» ACTION ITEM: Restate each entry below exactly; pictures stay out of the copy.

» RECORDS FOR THE TASK:
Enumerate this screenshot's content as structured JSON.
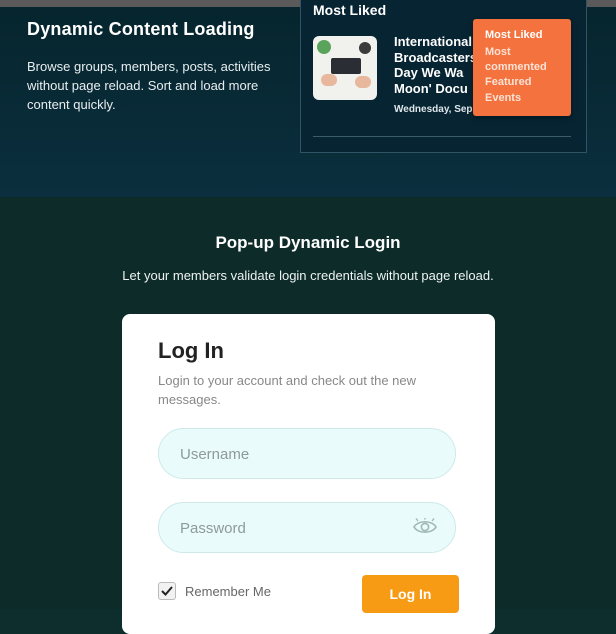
{
  "dynamic_content": {
    "title": "Dynamic Content Loading",
    "description": "Browse groups, members, posts, activities without page reload. Sort and load more content quickly."
  },
  "most_liked_widget": {
    "heading": "Most Liked",
    "article_title": "International\nBroadcasters\nDay We Wa\nMoon' Docu",
    "article_date": "Wednesday, Sep",
    "dropdown_options": [
      "Most Liked",
      "Most commented",
      "Featured",
      "Events"
    ],
    "selected_option": "Most Liked"
  },
  "popup_login_section": {
    "title": "Pop-up Dynamic Login",
    "description": "Let your members validate login credentials without page reload."
  },
  "login_form": {
    "title": "Log In",
    "subtitle": "Login to your account and check out the new messages.",
    "username_placeholder": "Username",
    "password_placeholder": "Password",
    "remember_label": "Remember Me",
    "remember_checked": true,
    "submit_label": "Log In"
  },
  "colors": {
    "accent_orange": "#f79a14",
    "dropdown_orange": "#f4723e",
    "field_bg": "#e9fbfb"
  },
  "icons": [
    "eye-icon",
    "check-icon"
  ]
}
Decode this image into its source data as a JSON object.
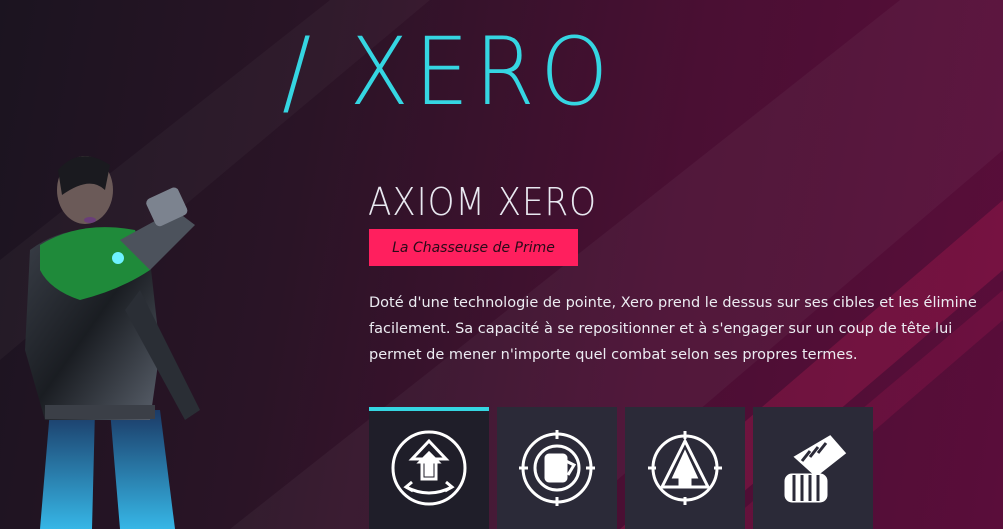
{
  "hero": {
    "title": "/ XERO",
    "name": "AXIOM XERO",
    "role": "La Chasseuse de Prime",
    "description": "Doté d'une technologie de pointe, Xero prend le dessus sur ses cibles et les élimine facilement. Sa capacité à se repositionner et à s'engager sur un coup de tête lui permet de mener n'importe quel combat selon ses propres termes."
  },
  "abilities": [
    {
      "icon": "reposition-arrow-icon",
      "selected": true
    },
    {
      "icon": "target-hand-icon",
      "selected": false
    },
    {
      "icon": "triple-arrow-emblem-icon",
      "selected": false
    },
    {
      "icon": "gauntlet-fist-icon",
      "selected": false
    }
  ],
  "colors": {
    "accent_cyan": "#35d6e2",
    "badge_pink": "#ff1f5e",
    "tile_bg": "#2b2a38",
    "tile_active_bg": "#1f1e29"
  }
}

» RESULT FOR THIS TASK:
Enumerate this screenshot's content as structured JSON.
{
  "dynamic_content": {
    "title": "Dynamic Content Loading",
    "description": "Browse groups, members, posts, activities without page reload. Sort and load more content quickly."
  },
  "most_liked_widget": {
    "heading": "Most Liked",
    "article_title": "International\nBroadcasters\nDay We Wa\nMoon' Docu",
    "article_date": "Wednesday, Sep",
    "dropdown_options": [
      "Most Liked",
      "Most commented",
      "Featured",
      "Events"
    ],
    "selected_option": "Most Liked"
  },
  "popup_login_section": {
    "title": "Pop-up Dynamic Login",
    "description": "Let your members validate login credentials without page reload."
  },
  "login_form": {
    "title": "Log In",
    "subtitle": "Login to your account and check out the new messages.",
    "username_placeholder": "Username",
    "password_placeholder": "Password",
    "remember_label": "Remember Me",
    "remember_checked": true,
    "submit_label": "Log In"
  },
  "colors": {
    "accent_orange": "#f79a14",
    "dropdown_orange": "#f4723e",
    "field_bg": "#e9fbfb"
  },
  "icons": [
    "eye-icon",
    "check-icon"
  ]
}
Decode this image into its source data as a JSON object.
{
  "hero": {
    "title": "/ XERO",
    "name": "AXIOM XERO",
    "role": "La Chasseuse de Prime",
    "description": "Doté d'une technologie de pointe, Xero prend le dessus sur ses cibles et les élimine facilement. Sa capacité à se repositionner et à s'engager sur un coup de tête lui permet de mener n'importe quel combat selon ses propres termes."
  },
  "abilities": [
    {
      "icon": "reposition-arrow-icon",
      "selected": true
    },
    {
      "icon": "target-hand-icon",
      "selected": false
    },
    {
      "icon": "triple-arrow-emblem-icon",
      "selected": false
    },
    {
      "icon": "gauntlet-fist-icon",
      "selected": false
    }
  ],
  "colors": {
    "accent_cyan": "#35d6e2",
    "badge_pink": "#ff1f5e",
    "tile_bg": "#2b2a38",
    "tile_active_bg": "#1f1e29"
  }
}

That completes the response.